Grayscale cites security concerns for withholding on-chain proof of reserve

Cryptocurrency investment products provider Grayscale Investments has refused to provide on-chain proof of reserves or wallet addresses to show the underlying assets of its digital currency products, citing “security concerns.”

In a November 18 tweet thread To address investor concerns, Grayscale provided information on the security and custody of its crypto holdings, saying that all cryptos underlying its investment products are stored with Coinbase’s custody service without disclosing wallet addresses.

“We know that the previous point in particular will come as a disappointment to some,” Grayscale added, “but panic instigated by others is not sufficient reason to bypass complex safeguards that have protected our investors’ assets for years.”

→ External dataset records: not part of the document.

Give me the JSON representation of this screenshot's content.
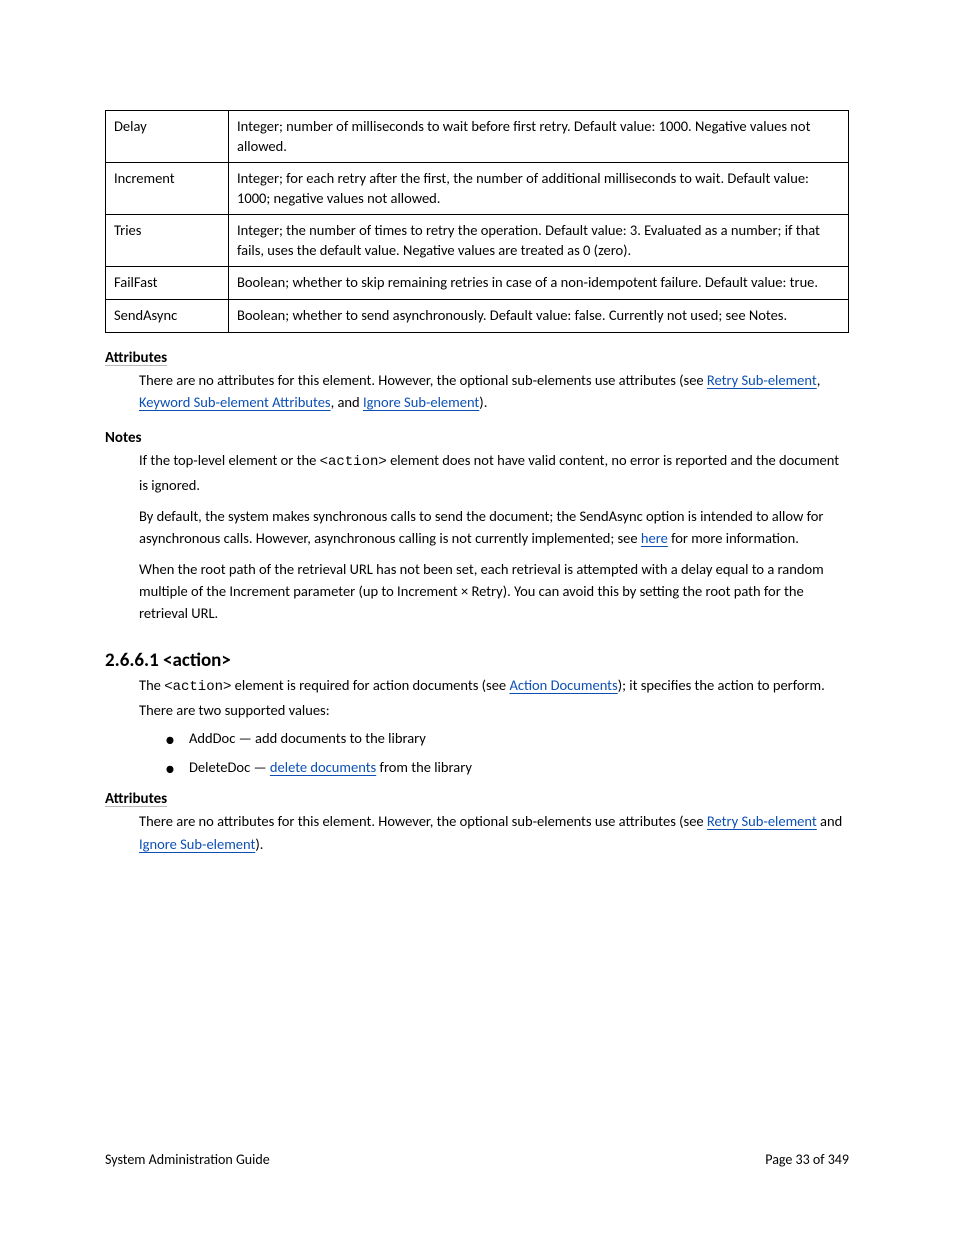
{
  "table": {
    "rows": [
      {
        "name": "Delay",
        "desc": "Integer; number of milliseconds to wait before first retry. Default value: 1000. Negative values not allowed."
      },
      {
        "name": "Increment",
        "desc": "Integer; for each retry after the first, the number of additional milliseconds to wait. Default value: 1000; negative values not allowed."
      },
      {
        "name": "Tries",
        "desc": "Integer; the number of times to retry the operation. Default value: 3. Evaluated as a number; if that fails, uses the default value. Negative values are treated as 0 (zero)."
      },
      {
        "name": "FailFast",
        "desc": "Boolean; whether to skip remaining retries in case of a non-idempotent failure. Default value: true."
      },
      {
        "name": "SendAsync",
        "desc": "Boolean; whether to send asynchronously. Default value: false. Currently not used; see Notes."
      }
    ]
  },
  "attr_h": "Attributes",
  "attr_body": "There are no attributes for this element. However, the optional sub-elements use attributes (see ",
  "attr_link1": {
    "text": "Retry Sub-element",
    "after": ", "
  },
  "attr_link2": {
    "text": "Keyword Sub-element Attributes",
    "after": ", and "
  },
  "attr_link3": {
    "text": "Ignore Sub-element",
    "after": ")."
  },
  "notes_h": "Notes",
  "notes_body_pre_mono": "If the top-level element or the ",
  "notes_mono": "<action>",
  "notes_body_post_mono": " element does not have valid content, no error is reported and the document is ignored.",
  "notes_body2_pre": "By default, the system makes synchronous calls to send the document; the SendAsync option is intended to allow for asynchronous calls. However, asynchronous calling is not currently implemented; see ",
  "notes_body2_link": "here",
  "notes_body2_post": " for more information.",
  "notes_body3": "When the root path of the retrieval URL has not been set, each retrieval is attempted with a delay equal to a random multiple of the Increment parameter (up to Increment × Retry). You can avoid this by setting the root path for the retrieval URL.",
  "section_h": "2.6.6.1 <action>",
  "section_desc_pre": "The ",
  "section_desc_mono": "<action>",
  "section_desc_post": " element is required for action documents (see ",
  "section_desc_link": "Action Documents",
  "section_desc_post2": "); it specifies the action to perform. There are two supported values:",
  "bullets": [
    {
      "pre": "AddDoc — add documents to the library",
      "link": "",
      "post": ""
    },
    {
      "pre": "DeleteDoc — ",
      "link": "delete documents",
      "post": " from the library"
    }
  ],
  "attr2_h": "Attributes",
  "attr2_body": "There are no attributes for this element. However, the optional sub-elements use attributes (see ",
  "attr2_link1": {
    "text": "Retry Sub-element",
    "after": " and "
  },
  "attr2_link2": {
    "text": "Ignore Sub-element",
    "after": ")."
  },
  "footer_left": "System Administration Guide",
  "footer_right": "Page 33 of 349"
}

Grayscale’s move comes as pressure mounts on the crypto business to introduce proof of reserve following FTX’s liquidity problems and subsequent bankruptcy.

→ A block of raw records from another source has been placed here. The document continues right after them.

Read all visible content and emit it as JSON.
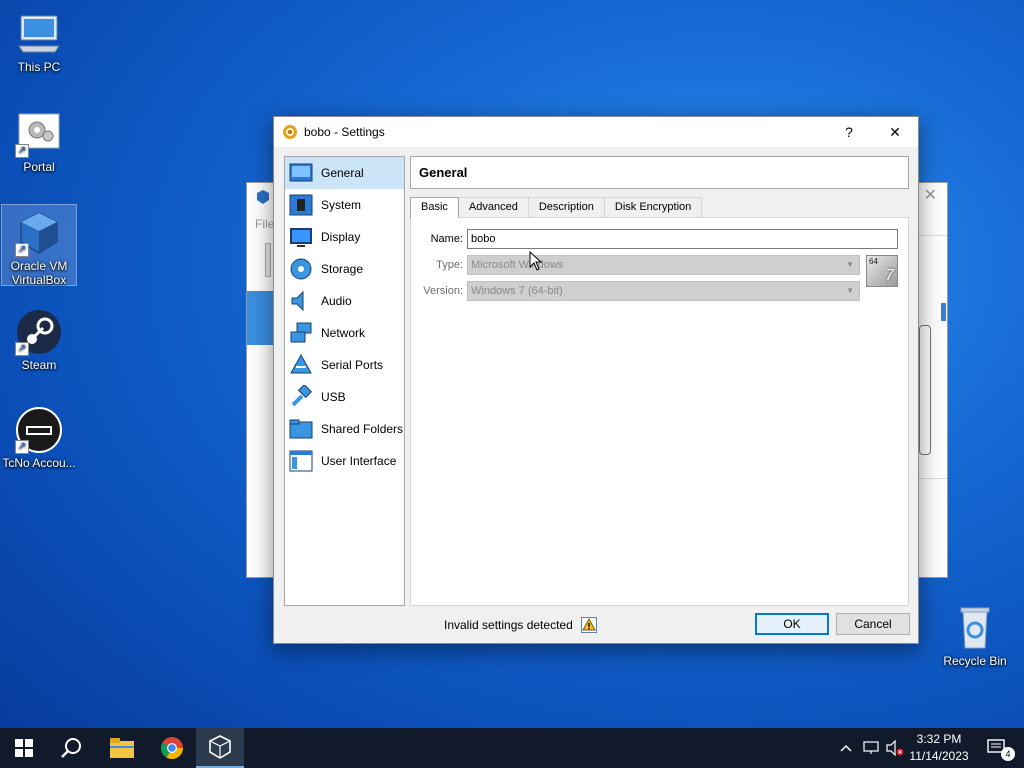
{
  "desktop": {
    "icons": [
      {
        "label": "This PC"
      },
      {
        "label": "Portal"
      },
      {
        "label": "Oracle VM VirtualBox"
      },
      {
        "label": "Steam"
      },
      {
        "label": "TcNo Accou..."
      },
      {
        "label": "Recycle Bin"
      }
    ]
  },
  "background_window": {
    "partial_text": "File"
  },
  "dialog": {
    "title": "bobo - Settings",
    "help_label": "?",
    "close_label": "✕",
    "sidebar": {
      "items": [
        {
          "label": "General",
          "icon": "general-icon"
        },
        {
          "label": "System",
          "icon": "system-icon"
        },
        {
          "label": "Display",
          "icon": "display-icon"
        },
        {
          "label": "Storage",
          "icon": "storage-icon"
        },
        {
          "label": "Audio",
          "icon": "audio-icon"
        },
        {
          "label": "Network",
          "icon": "network-icon"
        },
        {
          "label": "Serial Ports",
          "icon": "serial-ports-icon"
        },
        {
          "label": "USB",
          "icon": "usb-icon"
        },
        {
          "label": "Shared Folders",
          "icon": "shared-folders-icon"
        },
        {
          "label": "User Interface",
          "icon": "user-interface-icon"
        }
      ],
      "selected": "General"
    },
    "section_title": "General",
    "tabs": [
      {
        "label": "Basic"
      },
      {
        "label": "Advanced"
      },
      {
        "label": "Description"
      },
      {
        "label": "Disk Encryption"
      }
    ],
    "active_tab": "Basic",
    "form": {
      "name_label": "Name:",
      "name_value": "bobo",
      "type_label": "Type:",
      "type_value": "Microsoft Windows",
      "version_label": "Version:",
      "version_value": "Windows 7 (64-bit)",
      "os_badge_top": "64",
      "os_badge_main": "7"
    },
    "status_text": "Invalid settings detected",
    "ok_label": "OK",
    "cancel_label": "Cancel"
  },
  "taskbar": {
    "time": "3:32 PM",
    "date": "11/14/2023",
    "notification_count": "4"
  },
  "colors": {
    "accent": "#0078d7",
    "selection": "#cce4f7",
    "taskbar": "#101a2a"
  }
}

Some Twitter users have criticized Grayscale’s view that security concerns drove its decision to withhold its wallet addresses Leave a Comment The addresses of the Bitcoin (BTC) inventor Satoshi Nakamoto are known and of higher value for attackers, “but Satoshi’s Bitcoin remains safe”.

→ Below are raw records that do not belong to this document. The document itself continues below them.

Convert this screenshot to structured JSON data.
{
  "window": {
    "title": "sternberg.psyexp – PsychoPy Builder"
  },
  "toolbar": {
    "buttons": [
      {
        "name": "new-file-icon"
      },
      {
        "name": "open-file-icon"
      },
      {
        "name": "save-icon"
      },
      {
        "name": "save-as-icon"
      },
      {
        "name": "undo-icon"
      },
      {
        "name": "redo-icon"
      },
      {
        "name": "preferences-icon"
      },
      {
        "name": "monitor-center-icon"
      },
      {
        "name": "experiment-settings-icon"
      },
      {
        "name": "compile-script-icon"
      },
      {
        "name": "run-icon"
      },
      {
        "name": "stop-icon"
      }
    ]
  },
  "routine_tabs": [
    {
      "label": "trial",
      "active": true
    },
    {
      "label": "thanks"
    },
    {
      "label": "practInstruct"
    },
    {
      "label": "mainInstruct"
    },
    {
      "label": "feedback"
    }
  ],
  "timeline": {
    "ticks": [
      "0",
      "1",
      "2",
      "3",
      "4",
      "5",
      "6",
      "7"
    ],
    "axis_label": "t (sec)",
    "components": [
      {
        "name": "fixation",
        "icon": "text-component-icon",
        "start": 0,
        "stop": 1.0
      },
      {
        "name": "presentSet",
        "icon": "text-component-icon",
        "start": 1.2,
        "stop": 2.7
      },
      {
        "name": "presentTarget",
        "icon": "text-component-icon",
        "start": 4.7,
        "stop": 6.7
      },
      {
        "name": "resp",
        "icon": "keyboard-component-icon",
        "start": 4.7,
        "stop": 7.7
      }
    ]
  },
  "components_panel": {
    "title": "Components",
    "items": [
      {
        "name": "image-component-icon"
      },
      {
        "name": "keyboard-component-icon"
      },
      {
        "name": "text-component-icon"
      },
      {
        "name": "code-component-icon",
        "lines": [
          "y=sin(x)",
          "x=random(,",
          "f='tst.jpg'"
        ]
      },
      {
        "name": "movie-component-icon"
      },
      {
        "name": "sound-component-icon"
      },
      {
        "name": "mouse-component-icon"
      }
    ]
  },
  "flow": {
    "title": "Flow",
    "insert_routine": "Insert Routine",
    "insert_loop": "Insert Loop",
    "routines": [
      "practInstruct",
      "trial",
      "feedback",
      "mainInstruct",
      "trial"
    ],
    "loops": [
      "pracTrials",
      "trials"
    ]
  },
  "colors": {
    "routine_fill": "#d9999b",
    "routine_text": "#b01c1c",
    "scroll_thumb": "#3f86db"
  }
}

Grayscale split a Letter co-signed by Coinbase CFO Alesia Haas and Coinbase Custody CEO Aaron Schnarch, who broke down Grayscale’s holdings by its investment products and reiterated that the assets are “secure,” with each product having its “own on-chain addresses.” ’ and the crypto always belongs ‘to the respective Grayscale product’.

Grayscale added that each of its products is a separate legal entity and “laws, regulations and documents […] prohibit the digital assets underlying the Products from being lent, borrowed or otherwise encumbered.”

Related: Nickel Digital, Metaplex and others continue to feel the effects of the FTX collapse

Known for its Grayscale Bitcoin Trust (GBTC), a security that tracks the price of Bitcoin, Grayscale also has products that track the price of other cryptocurrencies such as Ether (ETH) and Solana (SOL).

Investor concerns come as Genesis Global, which acts as the liquidity provider to GBTC, announced on November 16 that it had halted withdrawals citing “unprecedented market turbulence,” prompting significant withdrawals from its platform that are exceeding its current liquidity exceeded.

Genesis is part of crypto-focused venture capital firm Digital Currency Group (DCG), which also owns Grayscale. GBTC is trading at a discount of almost 43% to its NAV, in part due to investor speculation about GBTC’s exposure to Genesis.